New York: For the first time in five years, people of Indian-origin organised a Rath Yatra with bhajans and dancing that reverberated through the streets in St. Louis County, Missouri, a media report said.
On Sunday morning, hundreds of devotees pulled a chariot carrying the statues of three deities from the Krishna Balaram Temple at St. Louis to Queeny Park area, St. Louis Post-Dispatch newspaper reported.
“One of the things this event represents is that deities, instead of staying in temple, are taken out in public for the purpose of everyone and anyone being able to see them,” Yamuna Jivana Das, one of the event organisers, was quoted as saying.
“We repeat the God’s name with music and dancing so that we can immerse into his heart, so that you don’t think of anything else — complete devotion, you know,” added Nina Desai, a follower from Chesterfield area.
Many of the devotees attended the prayers at the Krishna Balaram Temple that espouses a “Krishna Consciousness” mantra.
Creating glass objects using 3D printing is not easy but a groups of researchers including one of Indian-origin has now used a better technique to produce complex glass objects with addictive manufacturing.
Researchers from ETH Zurich (Swiss Federal Institute of Technology in Zurich) used the method based on stereolithography, one of the first 3D printing techniques developed during the 1980s.
David Moore, Lorenzo Barbera and Kunal Masania in the Complex Materials group led by ETH processor Andre Studart developed a special resin that contains a plastic and organic molecules to which glass precursors are bonded.
The resin can be processed using commercially available ‘Digital Light Processing’ technology.
This involves irradiating the resin with UV light patterns.
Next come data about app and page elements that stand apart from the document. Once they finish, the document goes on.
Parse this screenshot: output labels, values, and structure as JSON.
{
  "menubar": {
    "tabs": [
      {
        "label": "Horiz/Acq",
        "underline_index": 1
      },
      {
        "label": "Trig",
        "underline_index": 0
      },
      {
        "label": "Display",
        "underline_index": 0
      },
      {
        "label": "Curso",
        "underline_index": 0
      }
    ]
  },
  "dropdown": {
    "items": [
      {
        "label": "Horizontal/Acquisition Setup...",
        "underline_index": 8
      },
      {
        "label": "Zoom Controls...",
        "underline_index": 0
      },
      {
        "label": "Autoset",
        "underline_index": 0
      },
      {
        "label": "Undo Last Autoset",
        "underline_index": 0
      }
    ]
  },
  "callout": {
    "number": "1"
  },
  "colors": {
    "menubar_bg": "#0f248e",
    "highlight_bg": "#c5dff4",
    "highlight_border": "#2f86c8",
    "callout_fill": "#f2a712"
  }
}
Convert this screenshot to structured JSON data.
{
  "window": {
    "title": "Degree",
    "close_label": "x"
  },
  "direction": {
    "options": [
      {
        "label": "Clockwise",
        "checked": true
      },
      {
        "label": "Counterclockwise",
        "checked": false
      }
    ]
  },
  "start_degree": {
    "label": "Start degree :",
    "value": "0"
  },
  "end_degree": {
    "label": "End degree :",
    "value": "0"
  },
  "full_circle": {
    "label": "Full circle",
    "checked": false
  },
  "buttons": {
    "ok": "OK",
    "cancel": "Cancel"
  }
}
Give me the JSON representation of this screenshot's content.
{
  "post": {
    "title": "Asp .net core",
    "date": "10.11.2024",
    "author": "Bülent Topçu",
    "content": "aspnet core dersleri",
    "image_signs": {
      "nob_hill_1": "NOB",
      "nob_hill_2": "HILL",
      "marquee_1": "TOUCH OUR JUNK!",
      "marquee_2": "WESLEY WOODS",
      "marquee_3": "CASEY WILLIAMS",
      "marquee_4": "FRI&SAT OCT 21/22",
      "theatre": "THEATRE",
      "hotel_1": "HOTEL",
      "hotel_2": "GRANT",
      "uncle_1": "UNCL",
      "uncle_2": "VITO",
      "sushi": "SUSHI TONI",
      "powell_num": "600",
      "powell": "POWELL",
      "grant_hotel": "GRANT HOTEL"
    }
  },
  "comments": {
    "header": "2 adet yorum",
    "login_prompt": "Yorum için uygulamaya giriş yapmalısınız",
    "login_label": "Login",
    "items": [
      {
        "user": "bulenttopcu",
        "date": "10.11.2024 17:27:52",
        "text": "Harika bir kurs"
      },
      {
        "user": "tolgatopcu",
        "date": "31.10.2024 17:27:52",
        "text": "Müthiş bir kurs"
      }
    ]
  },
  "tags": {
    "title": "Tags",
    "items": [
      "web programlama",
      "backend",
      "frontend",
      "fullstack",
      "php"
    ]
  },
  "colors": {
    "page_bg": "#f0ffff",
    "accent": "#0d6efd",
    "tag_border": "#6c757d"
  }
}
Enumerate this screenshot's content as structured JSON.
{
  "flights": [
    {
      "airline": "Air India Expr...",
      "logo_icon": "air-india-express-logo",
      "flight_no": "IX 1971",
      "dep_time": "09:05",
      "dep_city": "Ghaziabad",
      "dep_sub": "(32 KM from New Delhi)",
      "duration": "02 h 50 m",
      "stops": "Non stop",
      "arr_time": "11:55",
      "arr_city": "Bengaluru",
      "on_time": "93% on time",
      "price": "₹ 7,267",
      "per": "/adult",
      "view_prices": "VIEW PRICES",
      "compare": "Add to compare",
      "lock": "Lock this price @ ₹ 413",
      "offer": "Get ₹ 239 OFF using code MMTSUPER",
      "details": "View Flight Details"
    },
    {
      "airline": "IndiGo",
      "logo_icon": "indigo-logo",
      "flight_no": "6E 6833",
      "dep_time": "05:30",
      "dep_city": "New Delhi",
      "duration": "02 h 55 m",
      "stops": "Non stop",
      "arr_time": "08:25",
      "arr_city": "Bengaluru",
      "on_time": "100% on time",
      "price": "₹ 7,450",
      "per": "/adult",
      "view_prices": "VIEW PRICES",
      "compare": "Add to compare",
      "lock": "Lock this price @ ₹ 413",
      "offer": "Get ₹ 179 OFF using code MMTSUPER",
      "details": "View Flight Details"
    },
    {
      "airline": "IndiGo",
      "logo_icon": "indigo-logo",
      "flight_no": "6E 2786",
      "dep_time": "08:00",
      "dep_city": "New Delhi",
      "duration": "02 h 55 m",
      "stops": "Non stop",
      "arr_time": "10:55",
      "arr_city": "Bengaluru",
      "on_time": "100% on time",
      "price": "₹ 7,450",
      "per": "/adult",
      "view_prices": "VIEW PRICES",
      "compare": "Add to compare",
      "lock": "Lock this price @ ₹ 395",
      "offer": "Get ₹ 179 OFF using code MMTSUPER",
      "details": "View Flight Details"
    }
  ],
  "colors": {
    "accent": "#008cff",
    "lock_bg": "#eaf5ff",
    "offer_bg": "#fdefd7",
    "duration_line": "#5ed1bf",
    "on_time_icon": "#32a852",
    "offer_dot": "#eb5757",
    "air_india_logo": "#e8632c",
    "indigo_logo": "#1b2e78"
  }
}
Wherever the light strikes the resin, it hardens because the light sensitive components of the polymer resin cross link at the exposed points.
The plastic monomers combine to form a labyrinth like structure, creating the polymer. The ceramic-bearing molecules fill the interstices of this labyrinth, said the team in a paper published in the journal Natural Materials.
An object can thus be built up layer by layer. The researchers can change various parameters in each layer, including pore size.
“We discovered that by accident, but we can use this to directly influence the pore size of the printed object,” said Masania.
These 3D-printed glass objects are still no bigger than a die. Large glass objects, such as bottles, drinking glasses or window panes, cannot be produced in this way “which was not actually the goal of the project,” emphasised Masania.